- **Dataset records**:
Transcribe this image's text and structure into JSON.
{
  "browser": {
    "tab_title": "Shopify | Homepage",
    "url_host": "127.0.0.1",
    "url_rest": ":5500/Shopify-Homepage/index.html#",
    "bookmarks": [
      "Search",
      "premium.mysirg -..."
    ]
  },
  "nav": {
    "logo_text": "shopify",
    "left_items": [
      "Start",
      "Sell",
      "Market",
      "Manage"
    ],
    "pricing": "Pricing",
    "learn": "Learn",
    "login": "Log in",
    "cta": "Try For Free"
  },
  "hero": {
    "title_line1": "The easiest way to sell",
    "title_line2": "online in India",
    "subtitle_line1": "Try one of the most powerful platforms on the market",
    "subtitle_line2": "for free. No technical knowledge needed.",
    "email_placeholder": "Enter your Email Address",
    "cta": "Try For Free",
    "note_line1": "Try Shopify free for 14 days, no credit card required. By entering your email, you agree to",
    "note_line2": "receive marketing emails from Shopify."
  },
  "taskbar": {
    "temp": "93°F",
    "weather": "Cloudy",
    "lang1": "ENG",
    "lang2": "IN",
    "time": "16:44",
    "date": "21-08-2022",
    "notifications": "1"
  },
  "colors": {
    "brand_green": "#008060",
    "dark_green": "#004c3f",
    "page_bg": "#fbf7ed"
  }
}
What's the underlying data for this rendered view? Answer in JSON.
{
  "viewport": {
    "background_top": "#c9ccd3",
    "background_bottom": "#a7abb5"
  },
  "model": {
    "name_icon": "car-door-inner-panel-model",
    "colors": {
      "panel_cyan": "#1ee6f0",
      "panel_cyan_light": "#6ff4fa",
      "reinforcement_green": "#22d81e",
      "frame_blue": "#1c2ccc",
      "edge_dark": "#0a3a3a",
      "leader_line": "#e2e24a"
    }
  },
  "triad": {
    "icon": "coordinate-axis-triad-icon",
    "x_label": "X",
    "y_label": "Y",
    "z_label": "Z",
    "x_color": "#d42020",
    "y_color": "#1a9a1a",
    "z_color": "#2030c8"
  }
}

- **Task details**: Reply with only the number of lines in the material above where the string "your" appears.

- **Task output**: 2